Stanford: Less than 15%

MIT Sloan: 30%

Berkeley Haas: 20%

Wharton: 30%

Columbia: 30%

Sandy’s Analysis: I am assuming you are not a U.S. citizen? If so, for example Samoan, your chances as a minority go up, possibly a lot. For the n-tenth time, ‘minorities’ for B-school applications means U.S. citizens who are African-Americans, Alaskan natives, American Indians or Native Americans, Asian Americans, Latino/as, Chicano/as, and Pacific Islanders. If you are from some undeserved place but are not a U.S. citizen that is good. But the school is not boosting its official U.S. minority stats by taking you.

Do we have five years of work experience here? Three years of IT at some health care organization and then two one-year gigs at social enterprises? Dunno. A lot depends on how serious/large/well-established those social enterprises are. If they are sketchy, your whole app can begin to sound odd and fragile. That is beginning to sound flakey, and potential burn out alerts, and a lot will depend on how solid those organizations are. Schools like Wellesley are solid, although your grades are low. Still, your GMAT is solid.

You are not getting into Harvard or Stanford. There’s just not enough gold dust (defined as various factors which really set you apart) unless you can somehow concoct some story about how all this translates into improving health care delivery in the Pacific Islands.

Chances at Sloan? Dunno. They are open to oddballs and if your GMAT quant score is high, they could use a person like you to counter their nerd image (and often admit them). Wharton seems less likely. Just nothing here they really need and stats —GPA and GMAT—are lowish for them. Haas, sure, if you convince them you want to come, and Columbia is a close one. Apply early decision and make a great case for how being in New York will help you learn about cutting edge health care delivery for when you get back to the Pacific Islands. I also think you’re a likely ‘fit’ for for Kellogg and Yale. They tend to love poets with social enterprise experience.

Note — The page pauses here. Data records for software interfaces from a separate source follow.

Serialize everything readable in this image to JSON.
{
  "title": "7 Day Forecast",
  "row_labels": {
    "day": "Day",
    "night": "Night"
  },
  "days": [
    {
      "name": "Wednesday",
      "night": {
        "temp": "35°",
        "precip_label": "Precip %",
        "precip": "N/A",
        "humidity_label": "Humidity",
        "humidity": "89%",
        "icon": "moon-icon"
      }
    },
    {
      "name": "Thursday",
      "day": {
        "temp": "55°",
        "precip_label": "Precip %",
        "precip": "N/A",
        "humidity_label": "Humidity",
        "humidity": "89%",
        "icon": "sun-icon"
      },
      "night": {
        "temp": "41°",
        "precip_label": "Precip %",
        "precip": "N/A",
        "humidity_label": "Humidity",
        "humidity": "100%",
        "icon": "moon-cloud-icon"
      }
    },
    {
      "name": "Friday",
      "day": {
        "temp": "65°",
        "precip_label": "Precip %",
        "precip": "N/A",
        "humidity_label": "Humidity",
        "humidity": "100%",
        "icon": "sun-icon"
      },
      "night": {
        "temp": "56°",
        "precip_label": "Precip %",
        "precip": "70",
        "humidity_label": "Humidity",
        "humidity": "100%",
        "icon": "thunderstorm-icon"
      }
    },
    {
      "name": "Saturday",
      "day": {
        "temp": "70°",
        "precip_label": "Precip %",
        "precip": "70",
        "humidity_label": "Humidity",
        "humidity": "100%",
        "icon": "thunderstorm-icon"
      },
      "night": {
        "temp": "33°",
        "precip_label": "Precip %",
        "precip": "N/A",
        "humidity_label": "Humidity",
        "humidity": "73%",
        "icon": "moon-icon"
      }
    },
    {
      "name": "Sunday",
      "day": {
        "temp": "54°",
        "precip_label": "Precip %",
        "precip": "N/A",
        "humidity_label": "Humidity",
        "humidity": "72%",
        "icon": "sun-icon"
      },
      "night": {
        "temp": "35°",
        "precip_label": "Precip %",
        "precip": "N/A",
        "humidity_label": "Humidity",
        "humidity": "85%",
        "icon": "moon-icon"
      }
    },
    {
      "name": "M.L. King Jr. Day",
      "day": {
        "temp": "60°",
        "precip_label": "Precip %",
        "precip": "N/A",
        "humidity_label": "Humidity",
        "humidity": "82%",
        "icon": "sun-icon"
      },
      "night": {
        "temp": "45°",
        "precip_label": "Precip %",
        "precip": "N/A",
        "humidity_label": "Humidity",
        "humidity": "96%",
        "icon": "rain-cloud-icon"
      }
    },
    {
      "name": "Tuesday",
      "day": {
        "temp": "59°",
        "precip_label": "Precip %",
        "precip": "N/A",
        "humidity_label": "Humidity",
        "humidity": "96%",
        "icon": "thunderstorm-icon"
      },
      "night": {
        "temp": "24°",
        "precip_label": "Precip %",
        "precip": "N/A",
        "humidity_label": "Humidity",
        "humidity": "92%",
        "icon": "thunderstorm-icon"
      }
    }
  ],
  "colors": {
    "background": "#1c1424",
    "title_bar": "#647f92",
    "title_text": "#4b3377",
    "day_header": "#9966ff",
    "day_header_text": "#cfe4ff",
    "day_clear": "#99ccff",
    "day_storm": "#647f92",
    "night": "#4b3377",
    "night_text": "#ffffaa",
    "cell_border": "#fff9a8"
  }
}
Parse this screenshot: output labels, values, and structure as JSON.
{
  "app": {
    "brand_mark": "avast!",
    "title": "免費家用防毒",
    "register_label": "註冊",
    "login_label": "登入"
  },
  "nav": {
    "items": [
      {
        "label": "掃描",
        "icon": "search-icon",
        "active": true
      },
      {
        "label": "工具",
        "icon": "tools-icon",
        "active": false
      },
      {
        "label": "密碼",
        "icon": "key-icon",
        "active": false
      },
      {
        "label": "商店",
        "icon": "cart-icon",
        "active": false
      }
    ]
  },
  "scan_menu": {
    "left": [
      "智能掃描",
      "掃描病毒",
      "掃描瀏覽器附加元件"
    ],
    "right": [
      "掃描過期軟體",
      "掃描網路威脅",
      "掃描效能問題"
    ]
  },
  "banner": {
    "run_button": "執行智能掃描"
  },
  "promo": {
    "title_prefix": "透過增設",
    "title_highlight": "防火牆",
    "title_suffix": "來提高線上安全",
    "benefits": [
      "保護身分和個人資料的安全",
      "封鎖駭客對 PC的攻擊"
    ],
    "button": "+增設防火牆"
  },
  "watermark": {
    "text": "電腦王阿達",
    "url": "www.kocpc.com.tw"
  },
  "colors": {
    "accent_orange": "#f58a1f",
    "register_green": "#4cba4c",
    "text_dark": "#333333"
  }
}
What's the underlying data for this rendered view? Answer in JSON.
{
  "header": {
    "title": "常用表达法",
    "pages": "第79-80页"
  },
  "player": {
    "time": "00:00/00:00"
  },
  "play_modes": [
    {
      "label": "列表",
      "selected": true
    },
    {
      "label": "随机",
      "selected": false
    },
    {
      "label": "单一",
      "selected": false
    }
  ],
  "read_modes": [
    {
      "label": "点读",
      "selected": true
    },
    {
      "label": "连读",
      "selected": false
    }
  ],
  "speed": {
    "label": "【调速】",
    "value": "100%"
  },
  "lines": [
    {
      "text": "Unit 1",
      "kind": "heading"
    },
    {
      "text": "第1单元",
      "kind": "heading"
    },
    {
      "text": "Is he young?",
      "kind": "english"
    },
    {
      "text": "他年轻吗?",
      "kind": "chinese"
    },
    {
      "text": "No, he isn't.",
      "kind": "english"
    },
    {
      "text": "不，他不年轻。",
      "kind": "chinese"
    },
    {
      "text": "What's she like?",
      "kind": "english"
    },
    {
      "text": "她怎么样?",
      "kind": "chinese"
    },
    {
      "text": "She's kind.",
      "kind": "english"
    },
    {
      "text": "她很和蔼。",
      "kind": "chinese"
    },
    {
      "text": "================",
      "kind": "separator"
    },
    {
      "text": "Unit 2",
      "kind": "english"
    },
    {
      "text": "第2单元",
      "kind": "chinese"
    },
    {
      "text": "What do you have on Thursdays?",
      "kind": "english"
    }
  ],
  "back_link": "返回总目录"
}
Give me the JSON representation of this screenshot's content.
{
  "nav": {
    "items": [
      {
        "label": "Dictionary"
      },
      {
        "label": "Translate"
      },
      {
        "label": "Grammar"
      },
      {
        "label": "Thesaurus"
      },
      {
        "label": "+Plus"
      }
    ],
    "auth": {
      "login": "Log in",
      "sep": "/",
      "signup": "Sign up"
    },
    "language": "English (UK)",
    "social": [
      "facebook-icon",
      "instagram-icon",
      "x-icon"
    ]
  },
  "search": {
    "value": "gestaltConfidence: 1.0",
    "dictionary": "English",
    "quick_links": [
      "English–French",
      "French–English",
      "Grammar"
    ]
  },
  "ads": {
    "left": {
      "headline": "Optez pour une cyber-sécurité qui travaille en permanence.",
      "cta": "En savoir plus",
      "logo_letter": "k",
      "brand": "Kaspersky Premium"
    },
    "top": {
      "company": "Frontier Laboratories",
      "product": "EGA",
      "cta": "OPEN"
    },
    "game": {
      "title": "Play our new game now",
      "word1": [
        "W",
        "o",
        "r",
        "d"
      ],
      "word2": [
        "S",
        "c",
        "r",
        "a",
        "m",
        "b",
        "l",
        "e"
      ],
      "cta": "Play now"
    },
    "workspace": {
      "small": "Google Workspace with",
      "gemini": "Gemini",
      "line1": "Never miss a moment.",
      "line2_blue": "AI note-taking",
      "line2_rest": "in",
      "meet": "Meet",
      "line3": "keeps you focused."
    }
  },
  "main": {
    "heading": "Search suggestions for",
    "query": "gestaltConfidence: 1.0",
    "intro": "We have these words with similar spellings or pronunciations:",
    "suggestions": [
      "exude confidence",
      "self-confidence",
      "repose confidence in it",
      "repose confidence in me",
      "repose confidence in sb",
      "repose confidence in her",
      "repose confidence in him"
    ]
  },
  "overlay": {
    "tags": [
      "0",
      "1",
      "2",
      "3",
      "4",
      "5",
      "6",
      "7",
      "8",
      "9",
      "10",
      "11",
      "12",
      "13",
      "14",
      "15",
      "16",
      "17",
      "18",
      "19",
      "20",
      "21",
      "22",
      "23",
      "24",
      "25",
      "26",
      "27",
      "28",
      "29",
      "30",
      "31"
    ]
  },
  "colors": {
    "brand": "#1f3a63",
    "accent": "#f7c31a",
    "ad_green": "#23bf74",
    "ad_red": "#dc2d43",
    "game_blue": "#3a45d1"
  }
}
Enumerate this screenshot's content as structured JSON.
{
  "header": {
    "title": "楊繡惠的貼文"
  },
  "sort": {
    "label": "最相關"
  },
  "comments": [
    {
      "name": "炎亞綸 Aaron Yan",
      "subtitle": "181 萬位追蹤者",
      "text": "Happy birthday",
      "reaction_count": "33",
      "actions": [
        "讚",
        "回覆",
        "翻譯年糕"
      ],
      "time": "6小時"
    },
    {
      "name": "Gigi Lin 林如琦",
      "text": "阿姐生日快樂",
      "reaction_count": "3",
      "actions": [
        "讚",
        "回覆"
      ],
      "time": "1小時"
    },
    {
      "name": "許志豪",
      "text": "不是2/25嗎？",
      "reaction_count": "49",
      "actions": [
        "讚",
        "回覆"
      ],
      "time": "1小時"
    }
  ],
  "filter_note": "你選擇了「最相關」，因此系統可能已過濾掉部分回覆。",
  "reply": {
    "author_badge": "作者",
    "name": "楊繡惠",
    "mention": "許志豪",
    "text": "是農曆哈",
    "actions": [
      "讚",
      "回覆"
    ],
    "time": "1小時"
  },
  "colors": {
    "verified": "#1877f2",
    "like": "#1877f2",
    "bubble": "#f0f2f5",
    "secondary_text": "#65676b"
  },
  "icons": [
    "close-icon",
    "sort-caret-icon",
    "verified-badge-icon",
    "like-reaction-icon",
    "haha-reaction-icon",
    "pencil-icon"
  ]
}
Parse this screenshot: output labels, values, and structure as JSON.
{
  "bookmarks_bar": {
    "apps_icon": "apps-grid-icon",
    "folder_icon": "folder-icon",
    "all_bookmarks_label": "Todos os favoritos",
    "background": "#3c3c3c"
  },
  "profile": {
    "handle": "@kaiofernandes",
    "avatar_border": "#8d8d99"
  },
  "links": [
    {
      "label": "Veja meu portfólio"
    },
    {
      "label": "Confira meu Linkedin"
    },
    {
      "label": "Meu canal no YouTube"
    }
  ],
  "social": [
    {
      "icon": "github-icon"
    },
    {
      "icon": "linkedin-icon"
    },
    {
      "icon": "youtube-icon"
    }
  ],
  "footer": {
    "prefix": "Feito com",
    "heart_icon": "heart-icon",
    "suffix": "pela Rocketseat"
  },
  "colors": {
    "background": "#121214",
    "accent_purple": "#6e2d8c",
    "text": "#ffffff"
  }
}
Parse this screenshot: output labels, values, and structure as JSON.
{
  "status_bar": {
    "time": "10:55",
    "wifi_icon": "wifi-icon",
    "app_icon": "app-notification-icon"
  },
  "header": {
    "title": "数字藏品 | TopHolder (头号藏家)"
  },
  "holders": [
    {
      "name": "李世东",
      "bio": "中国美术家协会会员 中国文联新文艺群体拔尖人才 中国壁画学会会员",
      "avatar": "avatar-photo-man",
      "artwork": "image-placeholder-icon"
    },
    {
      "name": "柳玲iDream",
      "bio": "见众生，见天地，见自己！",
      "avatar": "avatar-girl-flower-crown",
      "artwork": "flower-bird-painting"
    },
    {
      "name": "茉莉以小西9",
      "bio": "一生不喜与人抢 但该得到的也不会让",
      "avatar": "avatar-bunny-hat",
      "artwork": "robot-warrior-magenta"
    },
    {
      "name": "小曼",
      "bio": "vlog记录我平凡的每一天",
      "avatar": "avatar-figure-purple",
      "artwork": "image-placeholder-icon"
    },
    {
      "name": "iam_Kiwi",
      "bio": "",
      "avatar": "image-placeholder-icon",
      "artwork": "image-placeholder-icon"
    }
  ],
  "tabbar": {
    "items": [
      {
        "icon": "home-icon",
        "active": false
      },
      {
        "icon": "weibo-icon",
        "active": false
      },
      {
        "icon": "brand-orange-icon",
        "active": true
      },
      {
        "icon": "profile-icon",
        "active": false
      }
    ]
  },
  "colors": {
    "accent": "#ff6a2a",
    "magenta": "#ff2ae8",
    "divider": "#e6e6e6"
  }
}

About The Author

John A. Byrne is the founder and editor-in-chief of C-Change Media, publishers of Poets&Quants and four other higher education websites. He has authored or co-authored more than ten books, including two New York Times bestsellers. John is the former executive editor of Businessweek, editor-in-chief of Businessweek. com, editor-in-chief of Fast Company, and the creator of the first regularly published rankings of business schools. As the co-founder of CentreCourt MBA Festivals, he hopes to meet you at the next MBA event in-person or online.